“It’s too early to tell when this will get better,” Lindmeier said.
While the outbreak had previously been contained to Antananarivo, which is known as Tana, and the coastal city of Toamasina, the WHO announced Sunday a probable case in a 34-year-old man who had visited Madagascar and returned to Seychelles on Oct. 6. WHO said Wednesday that the probable case and other potential cases in Seychelles had tested negative for the plague.
A foreign national and 11 of the 34-year-old man’s close contacts remain hospitalized as a precaution, and hundreds more who were on his flight have been monitored.
Manhes, who is based in Tana, says the country has not seen massive exits at the airports or from the city yet, and overall there is less risk of international contamination since Madagascar is an island. However, this could affect the end of tourism season in the next month or so. Manhes also stressed that people who have the plague are not contagious until they start exhibiting its flu-like symptoms.
But the people in Tana are scared, according to Pedro Pablo Opeka.

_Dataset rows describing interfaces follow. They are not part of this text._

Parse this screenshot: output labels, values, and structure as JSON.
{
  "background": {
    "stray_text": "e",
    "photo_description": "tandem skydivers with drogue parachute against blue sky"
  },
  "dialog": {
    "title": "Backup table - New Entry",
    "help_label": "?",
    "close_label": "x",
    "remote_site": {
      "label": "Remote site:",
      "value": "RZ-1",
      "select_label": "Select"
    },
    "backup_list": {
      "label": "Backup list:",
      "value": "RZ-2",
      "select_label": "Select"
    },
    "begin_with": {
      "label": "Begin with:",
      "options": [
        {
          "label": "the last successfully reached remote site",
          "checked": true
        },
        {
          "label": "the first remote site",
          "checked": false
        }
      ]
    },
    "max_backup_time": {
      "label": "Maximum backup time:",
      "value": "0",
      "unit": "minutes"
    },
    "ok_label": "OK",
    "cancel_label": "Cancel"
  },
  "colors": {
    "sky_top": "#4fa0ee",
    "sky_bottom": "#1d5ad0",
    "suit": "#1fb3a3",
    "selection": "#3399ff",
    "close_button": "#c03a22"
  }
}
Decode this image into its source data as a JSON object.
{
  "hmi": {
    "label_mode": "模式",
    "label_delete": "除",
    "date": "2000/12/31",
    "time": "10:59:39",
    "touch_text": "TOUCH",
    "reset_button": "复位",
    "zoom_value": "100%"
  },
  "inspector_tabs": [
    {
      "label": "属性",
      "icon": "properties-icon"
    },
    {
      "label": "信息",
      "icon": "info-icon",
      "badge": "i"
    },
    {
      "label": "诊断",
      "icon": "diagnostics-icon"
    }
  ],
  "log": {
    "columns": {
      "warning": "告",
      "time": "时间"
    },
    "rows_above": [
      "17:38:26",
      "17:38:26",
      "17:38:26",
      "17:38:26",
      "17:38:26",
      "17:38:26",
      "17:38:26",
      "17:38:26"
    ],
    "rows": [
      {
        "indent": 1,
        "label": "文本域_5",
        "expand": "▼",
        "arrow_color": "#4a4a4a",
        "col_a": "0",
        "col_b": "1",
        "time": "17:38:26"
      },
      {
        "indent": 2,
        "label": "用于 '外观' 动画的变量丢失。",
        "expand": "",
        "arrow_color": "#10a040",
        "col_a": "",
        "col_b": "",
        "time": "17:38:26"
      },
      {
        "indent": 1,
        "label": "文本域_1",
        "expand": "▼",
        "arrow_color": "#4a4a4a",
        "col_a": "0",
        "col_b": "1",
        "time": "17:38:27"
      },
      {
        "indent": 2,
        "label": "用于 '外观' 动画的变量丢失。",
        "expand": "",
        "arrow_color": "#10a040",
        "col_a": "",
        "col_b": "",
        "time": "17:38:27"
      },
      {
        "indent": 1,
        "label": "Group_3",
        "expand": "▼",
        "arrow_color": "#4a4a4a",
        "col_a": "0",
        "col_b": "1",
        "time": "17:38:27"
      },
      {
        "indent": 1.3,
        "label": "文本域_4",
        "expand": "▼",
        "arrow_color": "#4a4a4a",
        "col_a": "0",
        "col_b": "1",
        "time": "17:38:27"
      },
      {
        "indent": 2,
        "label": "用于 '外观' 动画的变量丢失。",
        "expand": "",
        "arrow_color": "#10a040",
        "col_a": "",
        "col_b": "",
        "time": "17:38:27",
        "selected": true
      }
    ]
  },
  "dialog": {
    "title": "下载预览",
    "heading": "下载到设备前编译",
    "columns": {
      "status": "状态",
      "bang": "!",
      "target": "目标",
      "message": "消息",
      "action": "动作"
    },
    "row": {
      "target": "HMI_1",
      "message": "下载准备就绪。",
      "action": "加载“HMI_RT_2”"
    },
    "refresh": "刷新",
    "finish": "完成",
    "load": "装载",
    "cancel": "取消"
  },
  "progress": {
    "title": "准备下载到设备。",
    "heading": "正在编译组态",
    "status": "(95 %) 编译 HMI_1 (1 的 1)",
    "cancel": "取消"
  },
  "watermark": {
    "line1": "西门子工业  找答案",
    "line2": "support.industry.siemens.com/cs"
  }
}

The Catholic priest, who goes by Father Pedro, was awarded the Legion of Honor for his work creating a 60,000-plus community for the poor called Akamasoa on the outskirts of Tana.
“The current mood in Antananarivo is worrying, people are fearful of catching this deadly disease,” Father Pedro told HuffPost in an email.
So far, the priest has only seen one fatality, a mother of seven.
“We had to bury her at 2 a.m. and convince her family of the urgency so that others wouldn’t be contaminated. We succeeded in convincing them, and they didn’t resist, they accepted.”
Much like in the Ebola epidemic before this, epidemiologists are concerned about the proper burial of infected bodies. In Madagascar, the custom is to “turn the bones” a year and a half after death, which Lindmeier said is not recommended for someone who has died of plague.
“Everyone is pretty sensitive that you need to deal with the communities in the right way in order to make it possible for them to deal with their loved, deceased one in the best possible way,” Lindmeier said. “In Ebola, they originally took dead bodies away and didn’t let them be seen. That will be avoided this time.”
This article has been updated to include WHO’s statement Wednesday with new test results.